• DESCRIPTION OF THE TASK: In the entries that follow, which lines hold the string "time"? List them.

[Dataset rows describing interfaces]

= = = =

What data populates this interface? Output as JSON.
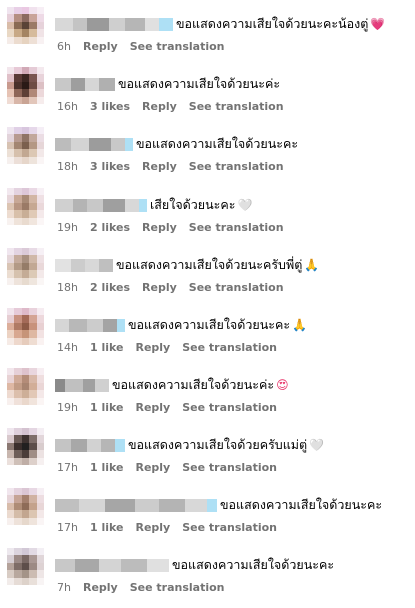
{
  "comments": [
    {
      "time": "6h",
      "likes": "",
      "reply": "Reply",
      "see_translation": "See translation",
      "text": "ขอแสดงความเสียใจด้วยนะคะน้องตู่",
      "emoji": "💗",
      "emoji_color": "#e8356a",
      "username_blocks": [
        "#d8d8d8",
        "#c4c4c4",
        "#9a9a9a",
        "#cfcfcf",
        "#b6b6b6",
        "#e0e0e0",
        "#aee0f5"
      ]
    },
    {
      "time": "16h",
      "likes": "3 likes",
      "reply": "Reply",
      "see_translation": "See translation",
      "text": "ขอแสดงความเสียใจด้วยนะค่ะ",
      "emoji": "",
      "emoji_color": "",
      "username_blocks": [
        "#c8c8c8",
        "#9e9e9e",
        "#d6d6d6",
        "#b0b0b0"
      ]
    },
    {
      "time": "18h",
      "likes": "3 likes",
      "reply": "Reply",
      "see_translation": "See translation",
      "text": "ขอแสดงความเสียใจด้วยนะคะ",
      "emoji": "",
      "emoji_color": "",
      "username_blocks": [
        "#bcbcbc",
        "#d4d4d4",
        "#9c9c9c",
        "#c8c8c8",
        "#aee0f5"
      ]
    },
    {
      "time": "19h",
      "likes": "2 likes",
      "reply": "Reply",
      "see_translation": "See translation",
      "text": "เสียใจด้วยนะคะ",
      "emoji": "🤍",
      "emoji_color": "#c9c1e8",
      "username_blocks": [
        "#d0d0d0",
        "#b4b4b4",
        "#c8c8c8",
        "#9f9f9f",
        "#d8d8d8",
        "#aee0f5"
      ]
    },
    {
      "time": "18h",
      "likes": "2 likes",
      "reply": "Reply",
      "see_translation": "See translation",
      "text": "ขอแสดงความเสียใจด้วยนะครับพี่ตู่",
      "emoji": "🙏",
      "emoji_color": "#a88ac9",
      "username_blocks": [
        "#e2e2e2",
        "#cccccc",
        "#d8d8d8",
        "#bfbfbf"
      ]
    },
    {
      "time": "14h",
      "likes": "1 like",
      "reply": "Reply",
      "see_translation": "See translation",
      "text": "ขอแสดงความเสียใจด้วยนะคะ",
      "emoji": "🙏",
      "emoji_color": "#e0b89a",
      "username_blocks": [
        "#d6d6d6",
        "#b8b8b8",
        "#cccccc",
        "#a4a4a4",
        "#aee0f5"
      ]
    },
    {
      "time": "19h",
      "likes": "1 like",
      "reply": "Reply",
      "see_translation": "See translation",
      "text": "ขอแสดงความเสียใจด้วยนะค่ะ",
      "emoji": "😍",
      "emoji_color": "#e8356a",
      "username_blocks": [
        "#8a8a8a",
        "#c0c0c0",
        "#a0a0a0",
        "#d0d0d0"
      ]
    },
    {
      "time": "17h",
      "likes": "1 like",
      "reply": "Reply",
      "see_translation": "See translation",
      "text": "ขอแสดงความเสียใจด้วยครับแม่ตู่",
      "emoji": "🤍",
      "emoji_color": "#c9c1e8",
      "username_blocks": [
        "#c4c4c4",
        "#a8a8a8",
        "#d2d2d2",
        "#b6b6b6",
        "#aee0f5"
      ]
    },
    {
      "time": "17h",
      "likes": "1 like",
      "reply": "Reply",
      "see_translation": "See translation",
      "text": "ขอแสดงความเสียใจด้วยนะคะ",
      "emoji": "",
      "emoji_color": "",
      "username_blocks": [
        "#c0c0c0",
        "#d6d6d6",
        "#a6a6a6",
        "#cccccc",
        "#b4b4b4",
        "#d8d8d8",
        "#aee0f5"
      ]
    },
    {
      "time": "7h",
      "likes": "",
      "reply": "Reply",
      "see_translation": "See translation",
      "text": "ขอแสดงความเสียใจด้วยนะคะ",
      "emoji": "",
      "emoji_color": "",
      "username_blocks": [
        "#c8c8c8",
        "#a8a8a8",
        "#d4d4d4",
        "#bcbcbc",
        "#e0e0e0"
      ]
    }
  ],
  "avatars": [
    [
      "#f0e4ef",
      "#e8cfe6",
      "#eac8e2",
      "#f1e2ee",
      "#f7eef5",
      "#e6cfd8",
      "#b58f82",
      "#8c6a60",
      "#c9a49a",
      "#eedae6",
      "#d9bca8",
      "#8a6b54",
      "#5a4336",
      "#9b7a66",
      "#e6d2da",
      "#e9d8c4",
      "#c8a986",
      "#a48462",
      "#d6bb9c",
      "#f0e3e6",
      "#f5ece8",
      "#ecdccf",
      "#e6d3c0",
      "#eee0d6",
      "#f8f1f2"
    ],
    [
      "#f3e6ec",
      "#e7c9d6",
      "#d1a9b6",
      "#e5cbd6",
      "#f4e9ee",
      "#e0c0c8",
      "#5a3a36",
      "#3b2622",
      "#7a5550",
      "#e8d3da",
      "#c89a8e",
      "#4a302a",
      "#2a1a16",
      "#6e4c44",
      "#dcc0c4",
      "#e6c3b4",
      "#8e6658",
      "#5e4036",
      "#b08878",
      "#ecd8da",
      "#f0dcd4",
      "#d8b6a8",
      "#c9a494",
      "#e2c6ba",
      "#f6ecec"
    ],
    [
      "#efe6f0",
      "#e0d0e6",
      "#d8c6de",
      "#e6d8ea",
      "#f5eef6",
      "#e2d3da",
      "#b79a90",
      "#8f7466",
      "#c2a89c",
      "#ebdde4",
      "#d7c2b2",
      "#a38672",
      "#7b604e",
      "#b49884",
      "#e6d6d8",
      "#ece0d6",
      "#d6c0ac",
      "#c2a892",
      "#dcc8b4",
      "#f2e8e8",
      "#f6f0ee",
      "#ecdfd8",
      "#e6d6ca",
      "#eee4dc",
      "#faf5f5"
    ],
    [
      "#f2e8ef",
      "#e4d3e0",
      "#ddc7d8",
      "#ead9e5",
      "#f7f0f5",
      "#e7d6da",
      "#c8a896",
      "#a88a76",
      "#d2b6a4",
      "#efe0e4",
      "#dcc4b2",
      "#b89682",
      "#9a7a66",
      "#c6a892",
      "#ead8da",
      "#eddcd0",
      "#d8c0aa",
      "#c8ae96",
      "#e0cab6",
      "#f4e9ea",
      "#f8f2f0",
      "#efe3da",
      "#e9dbcf",
      "#f1e6de",
      "#fbf6f6"
    ],
    [
      "#f0e6ef",
      "#e3d4e2",
      "#dbcad8",
      "#e8dbe6",
      "#f6f0f5",
      "#e5d6d9",
      "#c5ab9c",
      "#a89080",
      "#d0b8a8",
      "#eee0e3",
      "#d9c4b4",
      "#b39a86",
      "#957c68",
      "#c2a894",
      "#e9d8d9",
      "#ebddd1",
      "#d6c2ae",
      "#c4ac96",
      "#dccab6",
      "#f3e9e9",
      "#f7f1ef",
      "#eee3db",
      "#e7dbcf",
      "#efe6de",
      "#faf6f5"
    ],
    [
      "#f1e4ec",
      "#e6cad8",
      "#deb9c9",
      "#e9d2dc",
      "#f6ecf1",
      "#e6cdd2",
      "#c89180",
      "#a46a58",
      "#d4a494",
      "#edd8dc",
      "#dcae9a",
      "#b07a64",
      "#8e5a46",
      "#c8927c",
      "#e8d0d2",
      "#ecd2c2",
      "#d8a890",
      "#c69478",
      "#deb8a2",
      "#f2e2e2",
      "#f6ebe6",
      "#eed8cc",
      "#e6ccbc",
      "#efddd2",
      "#faf2f1"
    ],
    [
      "#f2e6ec",
      "#e6d0d8",
      "#dec2cc",
      "#e9d6de",
      "#f7eef2",
      "#e8d2d4",
      "#d0aa98",
      "#b48c78",
      "#d8b8a8",
      "#efdedf",
      "#deb8a4",
      "#c29c86",
      "#a88470",
      "#d2ae98",
      "#ead6d6",
      "#eedad0",
      "#dcbfac",
      "#cdaf98",
      "#e2c8b6",
      "#f4e8e8",
      "#f8f0ee",
      "#f0e1da",
      "#ead8cc",
      "#f1e4dc",
      "#fbf5f4"
    ],
    [
      "#efe6ee",
      "#dfd0dc",
      "#d4c2d0",
      "#e4d6e2",
      "#f4eef3",
      "#d8c8cc",
      "#6a5a56",
      "#3e3230",
      "#7e6e6a",
      "#e2d6da",
      "#8a7872",
      "#3a2e2c",
      "#222020",
      "#5c4e4a",
      "#d8cccd",
      "#c8b6ae",
      "#6e5e58",
      "#4a3c38",
      "#a08e86",
      "#ece2e2",
      "#ebe0dc",
      "#cfc0b8",
      "#bfaea6",
      "#ddd0ca",
      "#f6f0f0"
    ],
    [
      "#f1e6ee",
      "#e4d2de",
      "#dbc6d4",
      "#e8d8e4",
      "#f6eff4",
      "#e6d4d8",
      "#c6a496",
      "#a4806e",
      "#d0b2a2",
      "#eddde1",
      "#d8bcaa",
      "#ae8c76",
      "#8e6c58",
      "#c4a28c",
      "#e8d6d7",
      "#ebdacf",
      "#d4bca8",
      "#c2a690",
      "#dcc6b2",
      "#f3e8e8",
      "#f7f0ee",
      "#eee2da",
      "#e6d8cc",
      "#efe4dc",
      "#faf5f5"
    ],
    [
      "#ede8ee",
      "#dcd4de",
      "#d2c8d6",
      "#e2dae4",
      "#f3eff4",
      "#d6cdd2",
      "#9c8a86",
      "#7a6864",
      "#aa9894",
      "#e0d6d9",
      "#b4a29a",
      "#7e6c66",
      "#5e4e4a",
      "#9c8a84",
      "#ddd2d3",
      "#d8ccc4",
      "#b8a89e",
      "#a49488",
      "#ccbcb2",
      "#eee6e6",
      "#f2ecea",
      "#e6dcd6",
      "#ddd2ca",
      "#e9e0da",
      "#f8f4f4"
    ]
  ]
}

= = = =

• OUTPUT FOR THIS TASK:
      "time": "6h",
      "time": "16h",
      "time": "18h",
      "time": "19h",
      "time": "18h",
      "time": "14h",
      "time": "19h",
      "time": "17h",
      "time": "17h",
      "time": "7h",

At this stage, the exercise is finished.